Century Marks

Century Marks

Gutsy act

In 1934, a 17-year-old girl was about to go on stage to do a dance routine during amateur night at the Apollo Theater in Harlem. But the act preceding her featured a dance duo whose performance was so good that the girl decided she couldn't follow it with a dance. She decided to sing instead, even though she had never sung in public and didn't even know whether she could sing. That girl was named Ella Fitzgerald (interview with Michael Meade, The Sun, November).

Time for silence

When Job's friends first showed up, they sat with him in silence for seven days and nights (2:11–13). They should have kept their mouths closed. Rather than attending to Job's pain, they voiced their own ideas about justice and suffering. In her seminary course on grief, Janet L. Ramsey gives examples of what not to say to people in deep pain: "This too will pass." "Your faith is strong enough to get you through." "I know how you feel." The most important thing is to be present and listen to the person and the Holy Spirit. Appropriate comments include an acknowledgment of the difficulty the person is facing and encouraging words about God's loving and abiding presence (Word & World, Fall).

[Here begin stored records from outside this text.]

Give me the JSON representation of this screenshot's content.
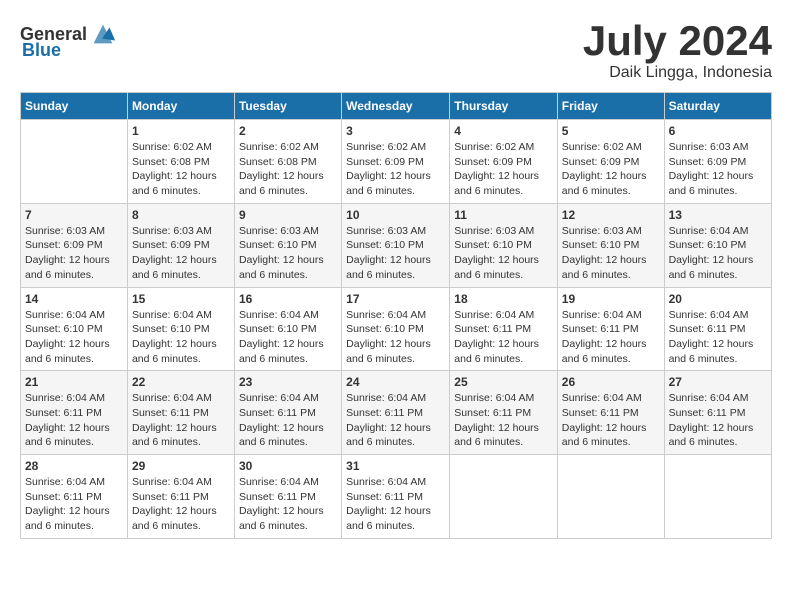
{
  "header": {
    "logo_general": "General",
    "logo_blue": "Blue",
    "month_title": "July 2024",
    "location": "Daik Lingga, Indonesia"
  },
  "days_of_week": [
    "Sunday",
    "Monday",
    "Tuesday",
    "Wednesday",
    "Thursday",
    "Friday",
    "Saturday"
  ],
  "weeks": [
    [
      {
        "day": "",
        "info": ""
      },
      {
        "day": "1",
        "info": "Sunrise: 6:02 AM\nSunset: 6:08 PM\nDaylight: 12 hours\nand 6 minutes."
      },
      {
        "day": "2",
        "info": "Sunrise: 6:02 AM\nSunset: 6:08 PM\nDaylight: 12 hours\nand 6 minutes."
      },
      {
        "day": "3",
        "info": "Sunrise: 6:02 AM\nSunset: 6:09 PM\nDaylight: 12 hours\nand 6 minutes."
      },
      {
        "day": "4",
        "info": "Sunrise: 6:02 AM\nSunset: 6:09 PM\nDaylight: 12 hours\nand 6 minutes."
      },
      {
        "day": "5",
        "info": "Sunrise: 6:02 AM\nSunset: 6:09 PM\nDaylight: 12 hours\nand 6 minutes."
      },
      {
        "day": "6",
        "info": "Sunrise: 6:03 AM\nSunset: 6:09 PM\nDaylight: 12 hours\nand 6 minutes."
      }
    ],
    [
      {
        "day": "7",
        "info": "Sunrise: 6:03 AM\nSunset: 6:09 PM\nDaylight: 12 hours\nand 6 minutes."
      },
      {
        "day": "8",
        "info": "Sunrise: 6:03 AM\nSunset: 6:09 PM\nDaylight: 12 hours\nand 6 minutes."
      },
      {
        "day": "9",
        "info": "Sunrise: 6:03 AM\nSunset: 6:10 PM\nDaylight: 12 hours\nand 6 minutes."
      },
      {
        "day": "10",
        "info": "Sunrise: 6:03 AM\nSunset: 6:10 PM\nDaylight: 12 hours\nand 6 minutes."
      },
      {
        "day": "11",
        "info": "Sunrise: 6:03 AM\nSunset: 6:10 PM\nDaylight: 12 hours\nand 6 minutes."
      },
      {
        "day": "12",
        "info": "Sunrise: 6:03 AM\nSunset: 6:10 PM\nDaylight: 12 hours\nand 6 minutes."
      },
      {
        "day": "13",
        "info": "Sunrise: 6:04 AM\nSunset: 6:10 PM\nDaylight: 12 hours\nand 6 minutes."
      }
    ],
    [
      {
        "day": "14",
        "info": "Sunrise: 6:04 AM\nSunset: 6:10 PM\nDaylight: 12 hours\nand 6 minutes."
      },
      {
        "day": "15",
        "info": "Sunrise: 6:04 AM\nSunset: 6:10 PM\nDaylight: 12 hours\nand 6 minutes."
      },
      {
        "day": "16",
        "info": "Sunrise: 6:04 AM\nSunset: 6:10 PM\nDaylight: 12 hours\nand 6 minutes."
      },
      {
        "day": "17",
        "info": "Sunrise: 6:04 AM\nSunset: 6:10 PM\nDaylight: 12 hours\nand 6 minutes."
      },
      {
        "day": "18",
        "info": "Sunrise: 6:04 AM\nSunset: 6:11 PM\nDaylight: 12 hours\nand 6 minutes."
      },
      {
        "day": "19",
        "info": "Sunrise: 6:04 AM\nSunset: 6:11 PM\nDaylight: 12 hours\nand 6 minutes."
      },
      {
        "day": "20",
        "info": "Sunrise: 6:04 AM\nSunset: 6:11 PM\nDaylight: 12 hours\nand 6 minutes."
      }
    ],
    [
      {
        "day": "21",
        "info": "Sunrise: 6:04 AM\nSunset: 6:11 PM\nDaylight: 12 hours\nand 6 minutes."
      },
      {
        "day": "22",
        "info": "Sunrise: 6:04 AM\nSunset: 6:11 PM\nDaylight: 12 hours\nand 6 minutes."
      },
      {
        "day": "23",
        "info": "Sunrise: 6:04 AM\nSunset: 6:11 PM\nDaylight: 12 hours\nand 6 minutes."
      },
      {
        "day": "24",
        "info": "Sunrise: 6:04 AM\nSunset: 6:11 PM\nDaylight: 12 hours\nand 6 minutes."
      },
      {
        "day": "25",
        "info": "Sunrise: 6:04 AM\nSunset: 6:11 PM\nDaylight: 12 hours\nand 6 minutes."
      },
      {
        "day": "26",
        "info": "Sunrise: 6:04 AM\nSunset: 6:11 PM\nDaylight: 12 hours\nand 6 minutes."
      },
      {
        "day": "27",
        "info": "Sunrise: 6:04 AM\nSunset: 6:11 PM\nDaylight: 12 hours\nand 6 minutes."
      }
    ],
    [
      {
        "day": "28",
        "info": "Sunrise: 6:04 AM\nSunset: 6:11 PM\nDaylight: 12 hours\nand 6 minutes."
      },
      {
        "day": "29",
        "info": "Sunrise: 6:04 AM\nSunset: 6:11 PM\nDaylight: 12 hours\nand 6 minutes."
      },
      {
        "day": "30",
        "info": "Sunrise: 6:04 AM\nSunset: 6:11 PM\nDaylight: 12 hours\nand 6 minutes."
      },
      {
        "day": "31",
        "info": "Sunrise: 6:04 AM\nSunset: 6:11 PM\nDaylight: 12 hours\nand 6 minutes."
      },
      {
        "day": "",
        "info": ""
      },
      {
        "day": "",
        "info": ""
      },
      {
        "day": "",
        "info": ""
      }
    ]
  ]
}
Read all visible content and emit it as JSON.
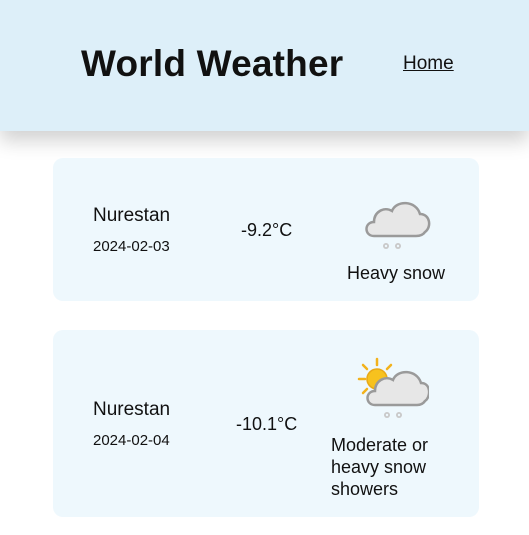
{
  "header": {
    "title": "World Weather",
    "nav_home": "Home"
  },
  "forecasts": [
    {
      "location": "Nurestan",
      "date": "2024-02-03",
      "temperature": "-9.2°C",
      "condition": "Heavy snow",
      "icon": "snow-cloud-icon"
    },
    {
      "location": "Nurestan",
      "date": "2024-02-04",
      "temperature": "-10.1°C",
      "condition": "Moderate or heavy snow showers",
      "icon": "sun-snow-cloud-icon"
    }
  ],
  "colors": {
    "header_bg": "#ddeff9",
    "card_bg": "#eef8fd"
  }
}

Manhood

Before Penn State played Nebraska in its first football game after the sexual abuse scandal broke, Ron Brown, Nebraska's assistant coach, led a prayer for both teams. He expressed concern for the alleged victims and added: "There are a lot of little boys around the country, today, who are watching this game. And they're trying to figure out what the definition of manhood is all about. Father, this is it right here. I pray that this game will be a training ground of what manhood looks like." Brown has previously expressed his conviction that gay sex is sinful (Religion Dispatches, November 14).

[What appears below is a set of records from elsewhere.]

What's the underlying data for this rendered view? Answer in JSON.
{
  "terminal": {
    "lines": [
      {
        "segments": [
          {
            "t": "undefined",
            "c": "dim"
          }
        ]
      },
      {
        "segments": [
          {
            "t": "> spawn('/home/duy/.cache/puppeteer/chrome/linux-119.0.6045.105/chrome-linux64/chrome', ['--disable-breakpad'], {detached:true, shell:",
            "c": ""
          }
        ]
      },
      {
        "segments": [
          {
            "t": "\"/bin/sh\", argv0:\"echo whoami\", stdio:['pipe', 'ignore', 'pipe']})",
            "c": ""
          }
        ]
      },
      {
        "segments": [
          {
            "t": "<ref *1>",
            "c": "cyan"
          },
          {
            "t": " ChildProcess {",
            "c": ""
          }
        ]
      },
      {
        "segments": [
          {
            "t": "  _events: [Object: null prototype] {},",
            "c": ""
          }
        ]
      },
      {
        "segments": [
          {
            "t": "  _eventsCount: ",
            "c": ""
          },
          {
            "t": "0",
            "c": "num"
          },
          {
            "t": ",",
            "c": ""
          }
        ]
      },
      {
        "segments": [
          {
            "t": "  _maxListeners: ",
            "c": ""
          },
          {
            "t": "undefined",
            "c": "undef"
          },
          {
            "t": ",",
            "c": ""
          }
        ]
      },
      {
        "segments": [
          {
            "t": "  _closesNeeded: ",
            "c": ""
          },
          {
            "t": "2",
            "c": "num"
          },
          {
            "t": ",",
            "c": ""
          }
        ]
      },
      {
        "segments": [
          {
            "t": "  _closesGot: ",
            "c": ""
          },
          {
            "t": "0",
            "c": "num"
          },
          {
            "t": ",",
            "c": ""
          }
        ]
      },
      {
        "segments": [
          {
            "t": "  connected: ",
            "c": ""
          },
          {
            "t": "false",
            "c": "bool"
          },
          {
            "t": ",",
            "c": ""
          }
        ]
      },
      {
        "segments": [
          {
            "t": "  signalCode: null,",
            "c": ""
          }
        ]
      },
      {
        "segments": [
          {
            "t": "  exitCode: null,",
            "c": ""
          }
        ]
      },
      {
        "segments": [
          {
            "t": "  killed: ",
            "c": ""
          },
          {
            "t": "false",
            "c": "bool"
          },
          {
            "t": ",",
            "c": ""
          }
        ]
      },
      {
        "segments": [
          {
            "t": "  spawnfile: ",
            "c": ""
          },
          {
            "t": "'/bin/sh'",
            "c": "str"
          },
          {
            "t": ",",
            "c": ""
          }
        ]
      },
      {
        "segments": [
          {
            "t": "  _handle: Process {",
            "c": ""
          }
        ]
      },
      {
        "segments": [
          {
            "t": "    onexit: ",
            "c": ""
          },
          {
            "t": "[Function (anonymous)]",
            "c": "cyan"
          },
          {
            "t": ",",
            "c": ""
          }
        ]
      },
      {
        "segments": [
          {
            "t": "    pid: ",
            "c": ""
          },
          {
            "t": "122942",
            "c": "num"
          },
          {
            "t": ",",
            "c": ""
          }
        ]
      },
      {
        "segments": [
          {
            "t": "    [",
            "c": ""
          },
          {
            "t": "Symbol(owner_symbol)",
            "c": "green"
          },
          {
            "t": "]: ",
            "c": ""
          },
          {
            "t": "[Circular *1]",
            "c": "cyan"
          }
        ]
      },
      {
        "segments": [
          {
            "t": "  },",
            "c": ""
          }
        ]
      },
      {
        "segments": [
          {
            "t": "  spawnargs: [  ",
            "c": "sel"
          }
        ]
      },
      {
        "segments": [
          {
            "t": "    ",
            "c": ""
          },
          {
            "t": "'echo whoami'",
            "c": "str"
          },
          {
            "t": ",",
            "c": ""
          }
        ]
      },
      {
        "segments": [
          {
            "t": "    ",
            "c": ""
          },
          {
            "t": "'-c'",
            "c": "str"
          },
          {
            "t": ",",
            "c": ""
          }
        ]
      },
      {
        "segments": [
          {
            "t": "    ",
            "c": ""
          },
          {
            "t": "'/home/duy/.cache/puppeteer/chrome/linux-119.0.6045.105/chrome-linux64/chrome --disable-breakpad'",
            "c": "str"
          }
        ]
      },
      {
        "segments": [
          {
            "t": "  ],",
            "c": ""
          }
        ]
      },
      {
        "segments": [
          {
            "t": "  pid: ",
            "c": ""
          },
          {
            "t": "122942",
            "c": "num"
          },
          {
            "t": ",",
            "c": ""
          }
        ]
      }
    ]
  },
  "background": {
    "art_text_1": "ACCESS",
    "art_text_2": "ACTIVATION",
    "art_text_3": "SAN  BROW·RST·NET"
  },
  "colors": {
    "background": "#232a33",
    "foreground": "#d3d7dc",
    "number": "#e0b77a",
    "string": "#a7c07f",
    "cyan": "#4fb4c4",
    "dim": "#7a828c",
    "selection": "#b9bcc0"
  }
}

Nuns vs. corporations

When Nora Nash of the Sisters of St. Francis met with executives from Goldman Sachs in New York, she had four demands: protect consumers, rein in executive pay, increase company transparency and remember the poor. The Sisters of St. Francis use moral suasion to influence corporate behavior. When the order decides to challenge a company's practices, it buys the minimum amount of stock needed to make resolutions at stockholder meetings. The sisters have discovered that corporate executives would rather meet with them privately than be confronted publicly. Jack Welch, former GE executive, even flew by helicopter to a convent in Pennsyl­vania in order to meet with the nuns (New York Times, November 12).

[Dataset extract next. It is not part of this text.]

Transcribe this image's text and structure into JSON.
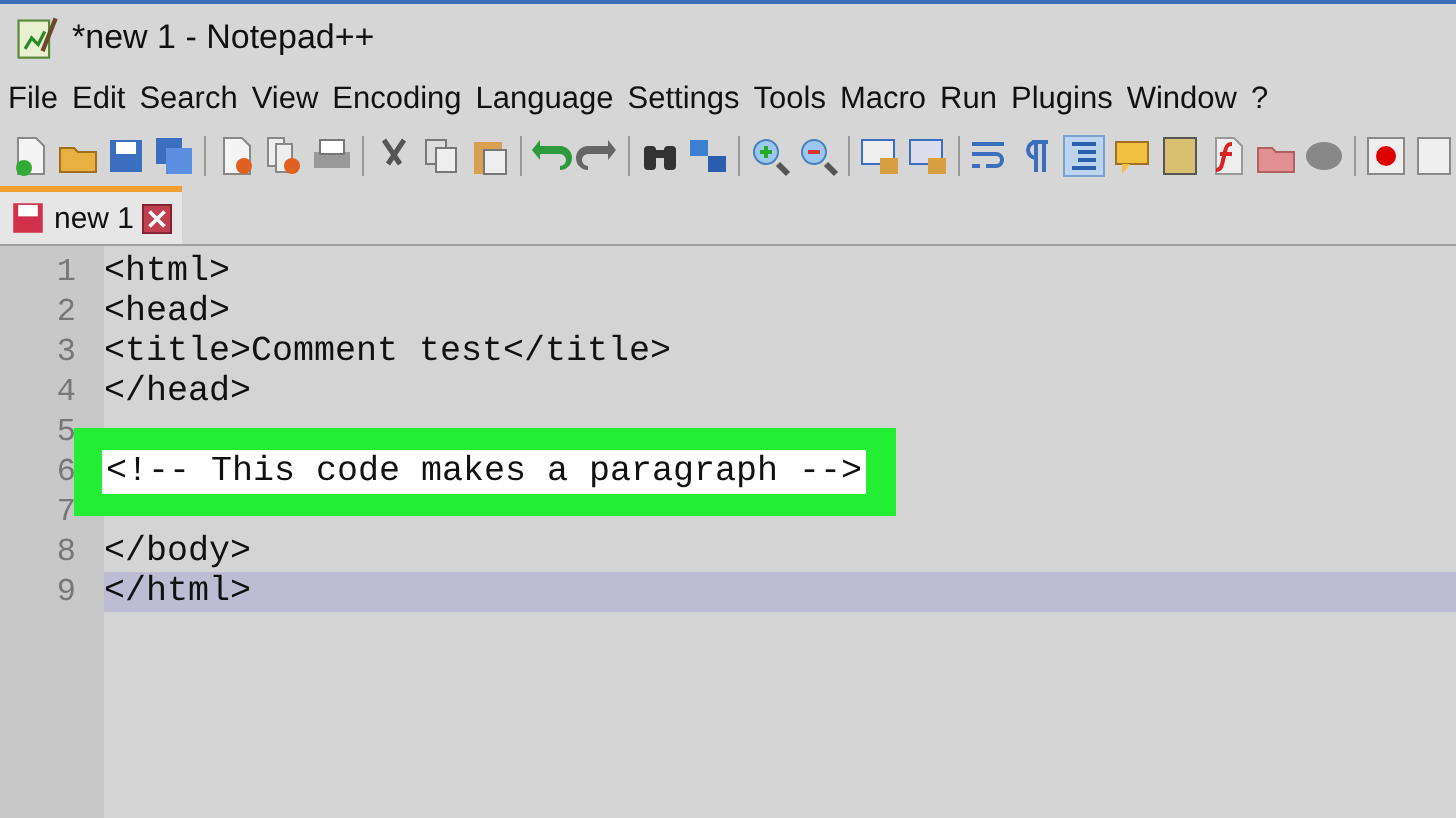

Lost victims

Sexual abusers tend to be narcissistic and grandiose, says Father James Martin SJ, reflecting on the similarities between sexual abuse cases in the Catholic Church and those alleged to have taken place in the Penn State University football program. The narcissist thinks only of his own needs and personal gratification. Once a sexual abuser is called to account, he often focuses on his own suffering, thinking that a grave injustice has been done to him, and asks for sympathy. What's lost is concern for the victims (Guest Voices, Washington Post, November 13).